Roma Inclusion Policies in Europe: Governance Puzzles

Course Description: 

Elective Course

The course will center its attention on outstanding policy issues related to a European Roma inclusion agenda. It will address governance puzzles that the problem of Roma inclusion generates on international, national, and local levels including the main actors and their interfaces, policy coordination mechanisms, political legitimacy problems, the use of legal, financial, and institutional tools and interventions, and needs concerning data production and impact assessment. Topics will be articulated in discussions with policy practitioners who will be invited as guest speakers to the weekly sessions. Practitioners will be asked to critically reflect upon their own work and the policy space in which they are engaged. These practitioners will be experienced and outspoken policy innovators, pioneer institution builders, brokers of political debates, or agenda setting civil society leaders from across. Group based student assignments will connect the practitioners’ accounts to selected readings from the relevant policy studies literature.

Learning Outcomes: 

The course will sensitize students interested in larger and specific issues of governance, politics, and public policy to challenges of social diversity, cleavages and distinctions pertinent to most developed and new democracies and societies in transformations. The course will invite students to develop their skills of critical thinking by understanding major theoretical, moral and practical debates that shape considerations on responding to the problem of Roma inclusion. The teaching method will ensure that students have to regularly engage with critical policy practitioners and thinkers in the field and synthesize knowledge coming from different speakers and different analytical pieces of literature (commentary to presentations and group discussions following), to critically evaluate and compare differences and overlaps of arguments (presentations) between the different presenters, to do targeted inquiries for relevant policy fields (term paper), and to develop their academic writing skills (term paper). Preparing for commentary will encourage students to develop their oral skills to argue for certain policy positions or to contest those, and to express critical opinions in acceptable formats.

Assessment: 

(1) All enrolled students are expected to carefully consult weekly required readings prior to the classes, ideally by taking notes. Active participation in the discussions following the guest lectures is expected from all students. Students are also expected to actively contribute to the work of the two reflection sessions in the middle and at the end of the course. 

Weight to the grade: 20%

(2) Students will be important protagonists of the class. Teamed up in small groups, they will have to prepare discussion points, targeted comments and questions to the weekly guest speakers. In order to develop these discussion points and questions, they are expected to read the compulsory reading and additional recommended readings. Following the class in which they commented the lecture, groups will have to prepare two page critical summaries of the main points and argument of the guest lecture and of the main points of the discussion following the lecture. The groups, composed by 2-3 students, will be formed at the beginning of the semester. Each group has to take the commentator role for at least one session throughout the term. Members of the groups are expected to collaborate in preparing for the session prior to the class, and they have to manage a reasonable division of labor throughout the task.
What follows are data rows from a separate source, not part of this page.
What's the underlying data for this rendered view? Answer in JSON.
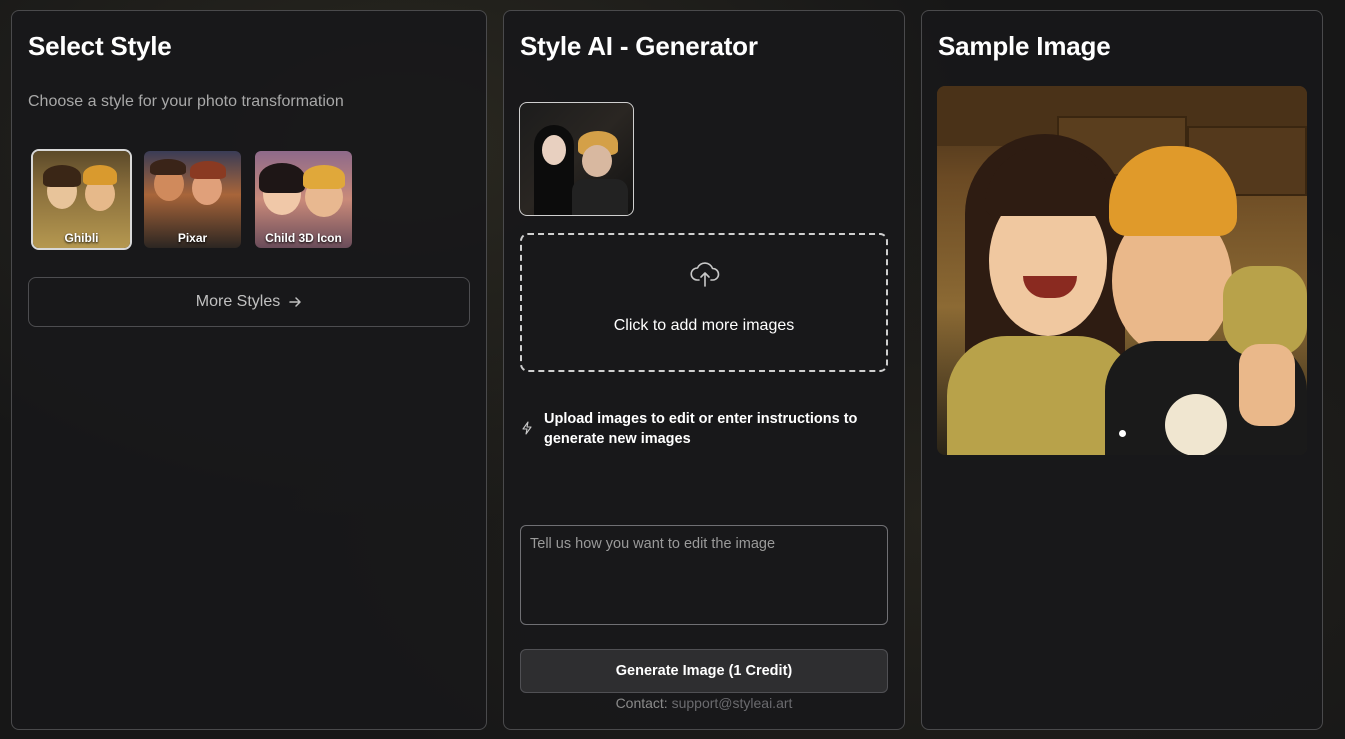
{
  "select_style": {
    "title": "Select Style",
    "subtitle": "Choose a style for your photo transformation",
    "styles": [
      {
        "label": "Ghibli",
        "selected": true
      },
      {
        "label": "Pixar",
        "selected": false
      },
      {
        "label": "Child 3D Icon",
        "selected": false
      }
    ],
    "more_label": "More Styles"
  },
  "generator": {
    "title": "Style AI - Generator",
    "dropzone_text": "Click to add more images",
    "hint_line1": "Upload images to edit or enter instructions to",
    "hint_line2": "generate new images",
    "prompt_placeholder": "Tell us how you want to edit the image",
    "prompt_value": "",
    "generate_label": "Generate Image (1 Credit)",
    "contact_label": "Contact:",
    "contact_email": "support@styleai.art"
  },
  "sample": {
    "title": "Sample Image"
  },
  "colors": {
    "panel_border": "#4a4a4c",
    "accent_text": "#ffffff",
    "muted_text": "#a8a8a8"
  }
}
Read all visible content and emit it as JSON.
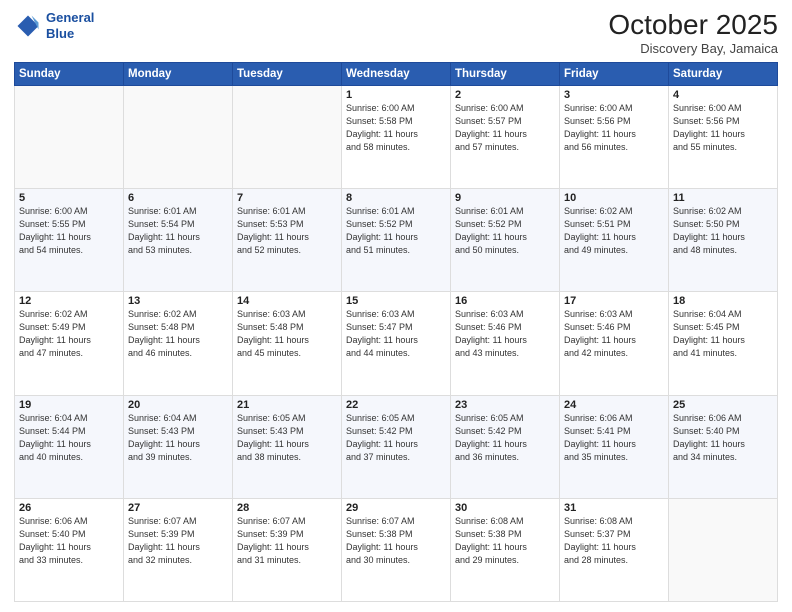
{
  "header": {
    "logo_line1": "General",
    "logo_line2": "Blue",
    "month": "October 2025",
    "location": "Discovery Bay, Jamaica"
  },
  "weekdays": [
    "Sunday",
    "Monday",
    "Tuesday",
    "Wednesday",
    "Thursday",
    "Friday",
    "Saturday"
  ],
  "weeks": [
    [
      {
        "day": "",
        "info": ""
      },
      {
        "day": "",
        "info": ""
      },
      {
        "day": "",
        "info": ""
      },
      {
        "day": "1",
        "info": "Sunrise: 6:00 AM\nSunset: 5:58 PM\nDaylight: 11 hours\nand 58 minutes."
      },
      {
        "day": "2",
        "info": "Sunrise: 6:00 AM\nSunset: 5:57 PM\nDaylight: 11 hours\nand 57 minutes."
      },
      {
        "day": "3",
        "info": "Sunrise: 6:00 AM\nSunset: 5:56 PM\nDaylight: 11 hours\nand 56 minutes."
      },
      {
        "day": "4",
        "info": "Sunrise: 6:00 AM\nSunset: 5:56 PM\nDaylight: 11 hours\nand 55 minutes."
      }
    ],
    [
      {
        "day": "5",
        "info": "Sunrise: 6:00 AM\nSunset: 5:55 PM\nDaylight: 11 hours\nand 54 minutes."
      },
      {
        "day": "6",
        "info": "Sunrise: 6:01 AM\nSunset: 5:54 PM\nDaylight: 11 hours\nand 53 minutes."
      },
      {
        "day": "7",
        "info": "Sunrise: 6:01 AM\nSunset: 5:53 PM\nDaylight: 11 hours\nand 52 minutes."
      },
      {
        "day": "8",
        "info": "Sunrise: 6:01 AM\nSunset: 5:52 PM\nDaylight: 11 hours\nand 51 minutes."
      },
      {
        "day": "9",
        "info": "Sunrise: 6:01 AM\nSunset: 5:52 PM\nDaylight: 11 hours\nand 50 minutes."
      },
      {
        "day": "10",
        "info": "Sunrise: 6:02 AM\nSunset: 5:51 PM\nDaylight: 11 hours\nand 49 minutes."
      },
      {
        "day": "11",
        "info": "Sunrise: 6:02 AM\nSunset: 5:50 PM\nDaylight: 11 hours\nand 48 minutes."
      }
    ],
    [
      {
        "day": "12",
        "info": "Sunrise: 6:02 AM\nSunset: 5:49 PM\nDaylight: 11 hours\nand 47 minutes."
      },
      {
        "day": "13",
        "info": "Sunrise: 6:02 AM\nSunset: 5:48 PM\nDaylight: 11 hours\nand 46 minutes."
      },
      {
        "day": "14",
        "info": "Sunrise: 6:03 AM\nSunset: 5:48 PM\nDaylight: 11 hours\nand 45 minutes."
      },
      {
        "day": "15",
        "info": "Sunrise: 6:03 AM\nSunset: 5:47 PM\nDaylight: 11 hours\nand 44 minutes."
      },
      {
        "day": "16",
        "info": "Sunrise: 6:03 AM\nSunset: 5:46 PM\nDaylight: 11 hours\nand 43 minutes."
      },
      {
        "day": "17",
        "info": "Sunrise: 6:03 AM\nSunset: 5:46 PM\nDaylight: 11 hours\nand 42 minutes."
      },
      {
        "day": "18",
        "info": "Sunrise: 6:04 AM\nSunset: 5:45 PM\nDaylight: 11 hours\nand 41 minutes."
      }
    ],
    [
      {
        "day": "19",
        "info": "Sunrise: 6:04 AM\nSunset: 5:44 PM\nDaylight: 11 hours\nand 40 minutes."
      },
      {
        "day": "20",
        "info": "Sunrise: 6:04 AM\nSunset: 5:43 PM\nDaylight: 11 hours\nand 39 minutes."
      },
      {
        "day": "21",
        "info": "Sunrise: 6:05 AM\nSunset: 5:43 PM\nDaylight: 11 hours\nand 38 minutes."
      },
      {
        "day": "22",
        "info": "Sunrise: 6:05 AM\nSunset: 5:42 PM\nDaylight: 11 hours\nand 37 minutes."
      },
      {
        "day": "23",
        "info": "Sunrise: 6:05 AM\nSunset: 5:42 PM\nDaylight: 11 hours\nand 36 minutes."
      },
      {
        "day": "24",
        "info": "Sunrise: 6:06 AM\nSunset: 5:41 PM\nDaylight: 11 hours\nand 35 minutes."
      },
      {
        "day": "25",
        "info": "Sunrise: 6:06 AM\nSunset: 5:40 PM\nDaylight: 11 hours\nand 34 minutes."
      }
    ],
    [
      {
        "day": "26",
        "info": "Sunrise: 6:06 AM\nSunset: 5:40 PM\nDaylight: 11 hours\nand 33 minutes."
      },
      {
        "day": "27",
        "info": "Sunrise: 6:07 AM\nSunset: 5:39 PM\nDaylight: 11 hours\nand 32 minutes."
      },
      {
        "day": "28",
        "info": "Sunrise: 6:07 AM\nSunset: 5:39 PM\nDaylight: 11 hours\nand 31 minutes."
      },
      {
        "day": "29",
        "info": "Sunrise: 6:07 AM\nSunset: 5:38 PM\nDaylight: 11 hours\nand 30 minutes."
      },
      {
        "day": "30",
        "info": "Sunrise: 6:08 AM\nSunset: 5:38 PM\nDaylight: 11 hours\nand 29 minutes."
      },
      {
        "day": "31",
        "info": "Sunrise: 6:08 AM\nSunset: 5:37 PM\nDaylight: 11 hours\nand 28 minutes."
      },
      {
        "day": "",
        "info": ""
      }
    ]
  ]
}
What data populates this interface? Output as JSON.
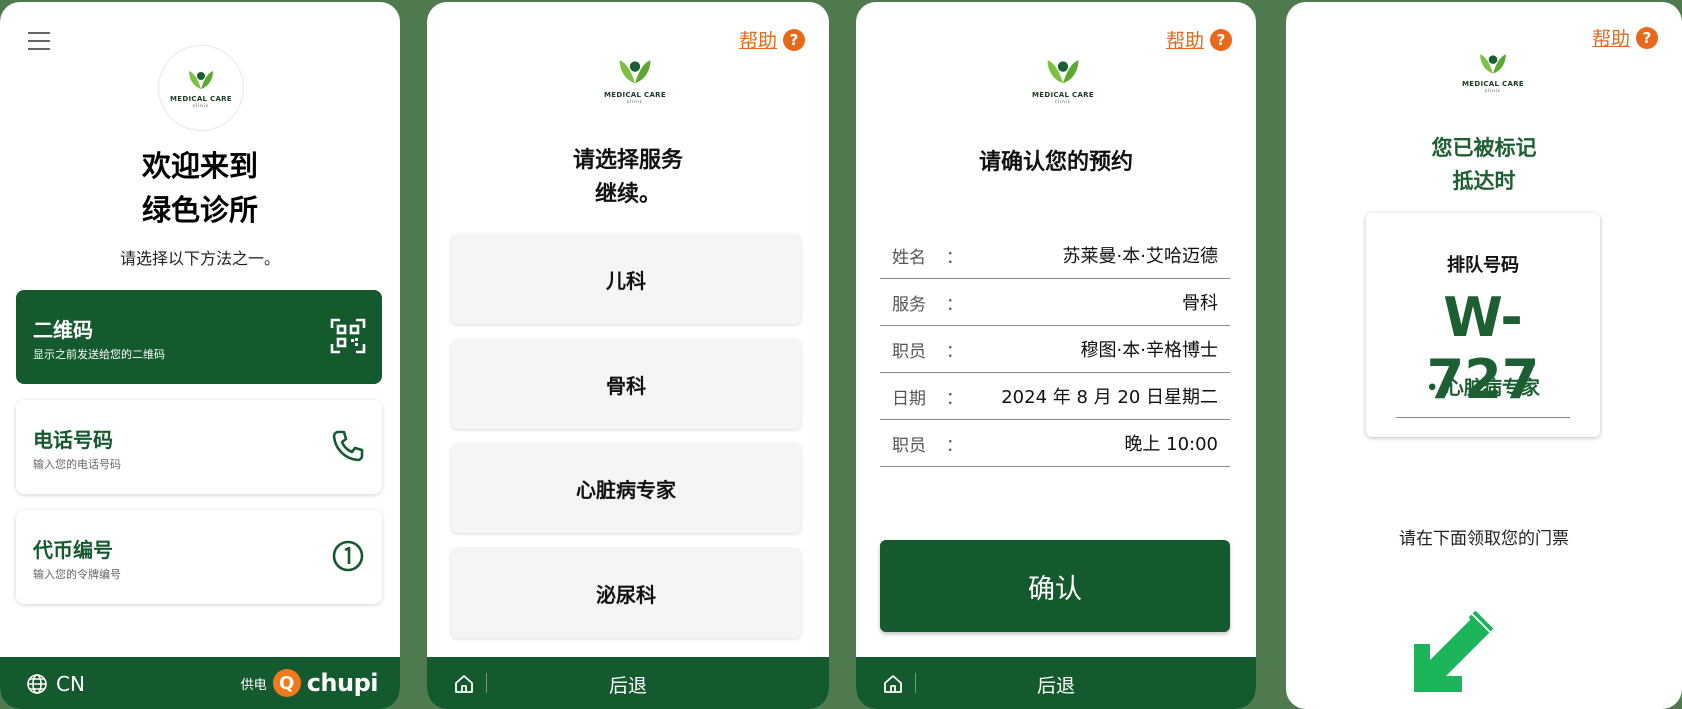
{
  "screen1": {
    "menu_icon": "hamburger-menu-icon",
    "logo": {
      "text": "MEDICAL CARE",
      "sub": "clinic"
    },
    "welcome_line1": "欢迎来到",
    "welcome_line2": "绿色诊所",
    "subtitle": "请选择以下方法之一。",
    "methods": [
      {
        "title": "二维码",
        "desc": "显示之前发送给您的二维码",
        "icon": "qr-code-icon"
      },
      {
        "title": "电话号码",
        "desc": "输入您的电话号码",
        "icon": "phone-icon"
      },
      {
        "title": "代币编号",
        "desc": "输入您的令牌编号",
        "icon": "token-number-icon"
      }
    ],
    "language": "CN",
    "powered_label": "供电",
    "brand": "chupi"
  },
  "screen2": {
    "help_label": "帮助",
    "help_icon": "?",
    "logo": {
      "text": "MEDICAL CARE",
      "sub": "clinic"
    },
    "heading_line1": "请选择服务",
    "heading_line2": "继续。",
    "services": [
      "儿科",
      "骨科",
      "心脏病专家",
      "泌尿科"
    ],
    "back_label": "后退"
  },
  "screen3": {
    "help_label": "帮助",
    "help_icon": "?",
    "logo": {
      "text": "MEDICAL CARE",
      "sub": "clinic"
    },
    "heading": "请确认您的预约",
    "rows": [
      {
        "label": "姓名",
        "value": "苏莱曼·本·艾哈迈德"
      },
      {
        "label": "服务",
        "value": "骨科"
      },
      {
        "label": "职员",
        "value": "穆图·本·辛格博士"
      },
      {
        "label": "日期",
        "value": "2024 年 8 月 20 日星期二"
      },
      {
        "label": "职员",
        "value": "晚上 10:00"
      }
    ],
    "colon": "：",
    "confirm_label": "确认",
    "back_label": "后退"
  },
  "screen4": {
    "help_label": "帮助",
    "help_icon": "?",
    "logo": {
      "text": "MEDICAL CARE",
      "sub": "clinic"
    },
    "marked_line1": "您已被标记",
    "marked_line2": "抵达时",
    "queue_label": "排队号码",
    "queue_number": "W-727",
    "queue_service": "• 心脏病专家",
    "ticket_text": "请在下面领取您的门票",
    "arrow_icon": "arrow-down-left-icon"
  },
  "colors": {
    "primary_green": "#15592f",
    "accent_orange": "#e8691b",
    "arrow_green": "#1db55c"
  }
}
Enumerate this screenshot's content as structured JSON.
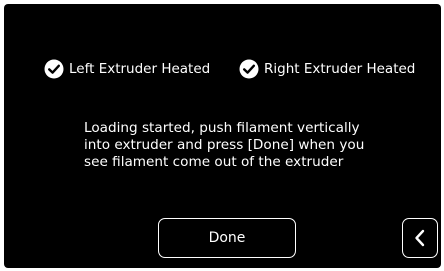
{
  "status": {
    "left_label": "Left Extruder Heated",
    "right_label": "Right Extruder Heated",
    "icon": "check-circle-icon"
  },
  "message": {
    "text": "Loading started, push filament vertically\ninto extruder and press [Done] when you\nsee filament come out of the extruder"
  },
  "buttons": {
    "done_label": "Done",
    "back_icon": "chevron-left-icon"
  },
  "colors": {
    "background": "#000000",
    "foreground": "#ffffff"
  }
}
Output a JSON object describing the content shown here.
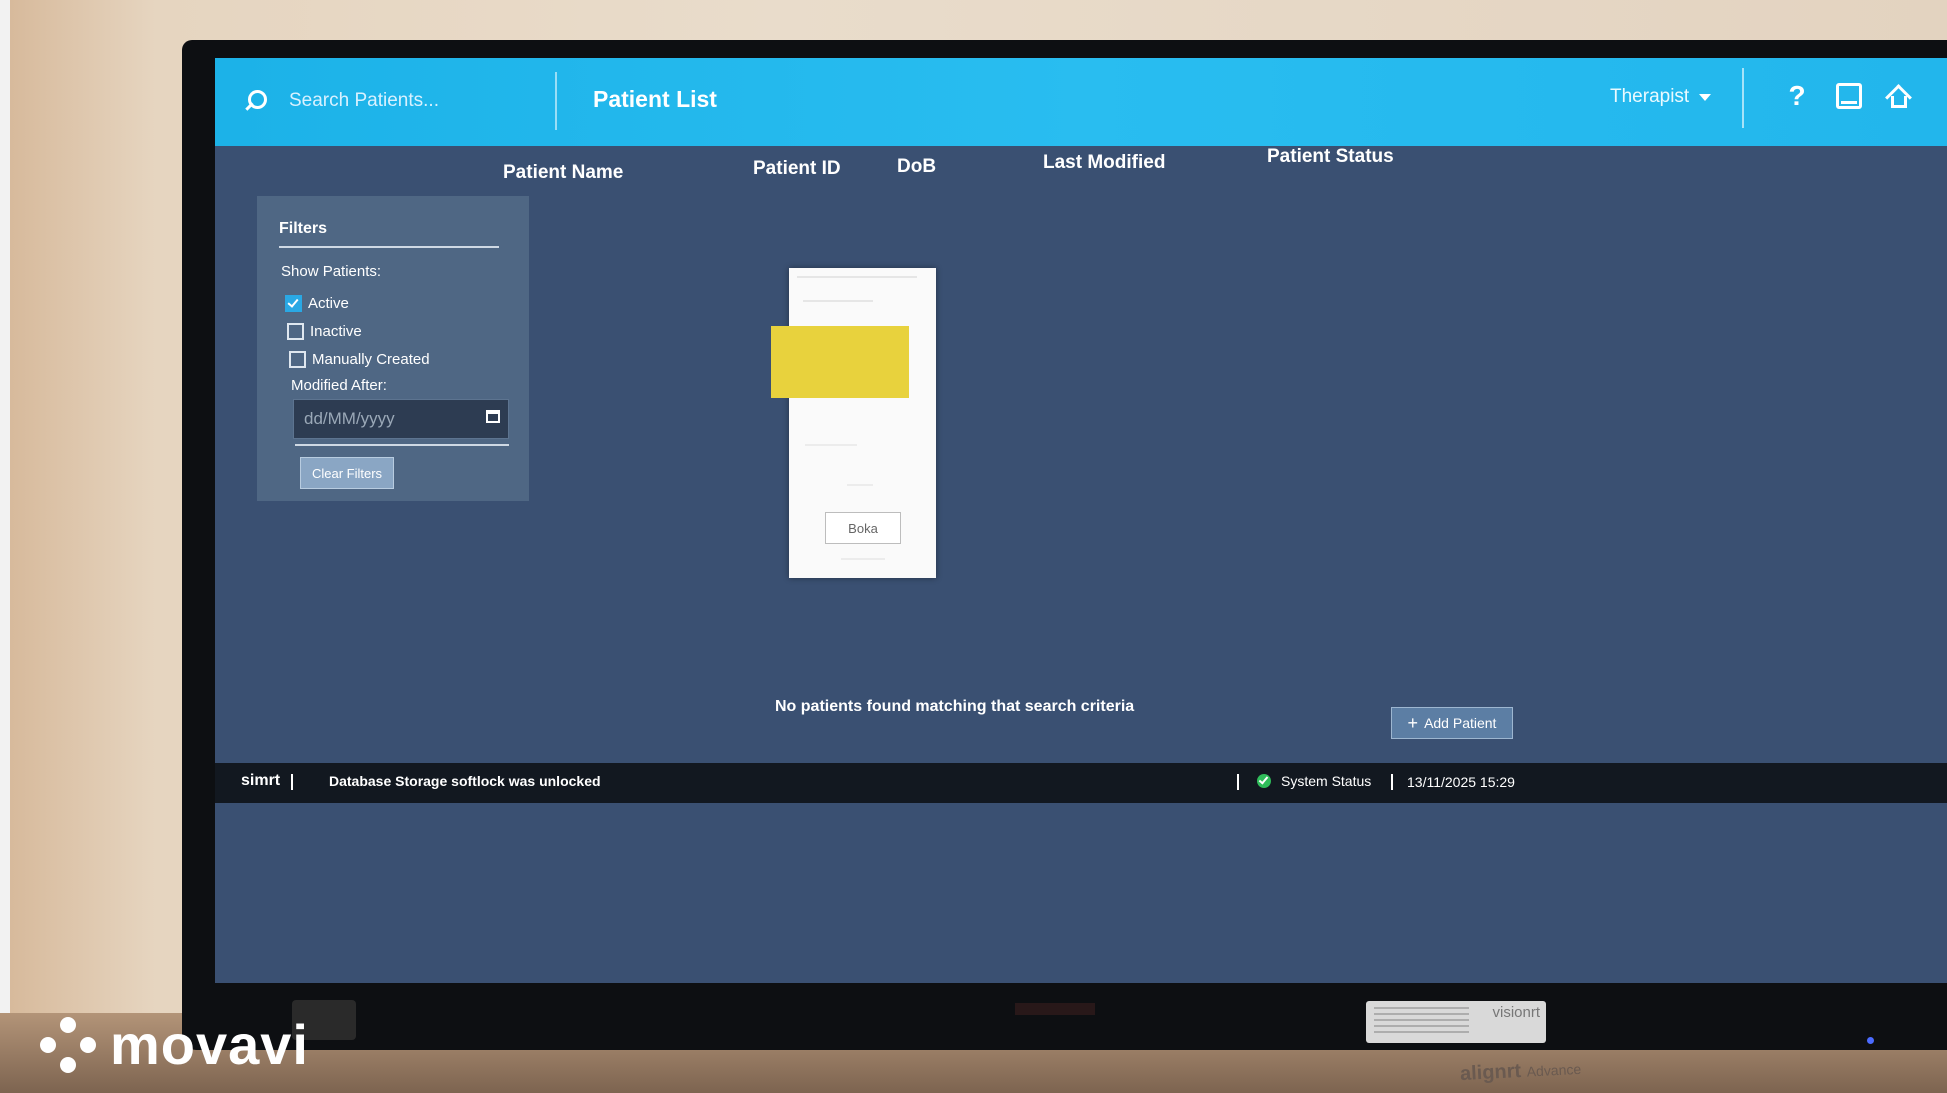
{
  "topbar": {
    "search_placeholder": "Search Patients...",
    "page_title": "Patient List",
    "role": "Therapist",
    "help_label": "?"
  },
  "table": {
    "columns": [
      "Patient Name",
      "Patient ID",
      "DoB",
      "Last Modified",
      "Patient Status"
    ],
    "empty_message": "No patients found matching that search criteria"
  },
  "filters": {
    "title": "Filters",
    "show_label": "Show Patients:",
    "options": [
      {
        "label": "Active",
        "checked": true
      },
      {
        "label": "Inactive",
        "checked": false
      },
      {
        "label": "Manually Created",
        "checked": false
      }
    ],
    "modified_label": "Modified After:",
    "date_placeholder": "dd/MM/yyyy",
    "clear_label": "Clear Filters"
  },
  "overlay_card": {
    "button_label": "Boka"
  },
  "actions": {
    "add_patient_label": "Add Patient"
  },
  "statusbar": {
    "brand": "simrt",
    "message": "Database Storage softlock was unlocked",
    "system_status": "System Status",
    "datetime": "13/11/2025 15:29"
  },
  "hardware": {
    "sticker_brand": "visionrt",
    "alignrt_label": "alignrt",
    "alignrt_sub": "Advance"
  },
  "watermark": {
    "text": "movavi"
  },
  "colors": {
    "topbar": "#29bdf0",
    "background": "#3a5072",
    "status_ok": "#2fbd5a"
  }
}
Weight to the grade: 30%

 (3) Students will write a term paper of 3000 words. This will follow the genre of a policy paper or of an academic essay. Papers should be connected to one of the Roma inclusion policy topics discussed in class, and reflect on the relevant compulsory and recommended readings and the relevant lectures presented throughout the term. Preliminary discussion with the course instructors on the paper topics is encouraged. A proposal paper should be submitted to instructors by 20st of February. The deadline for the paper will be determined based on departmental coordination.   

Weight to the grade: 50%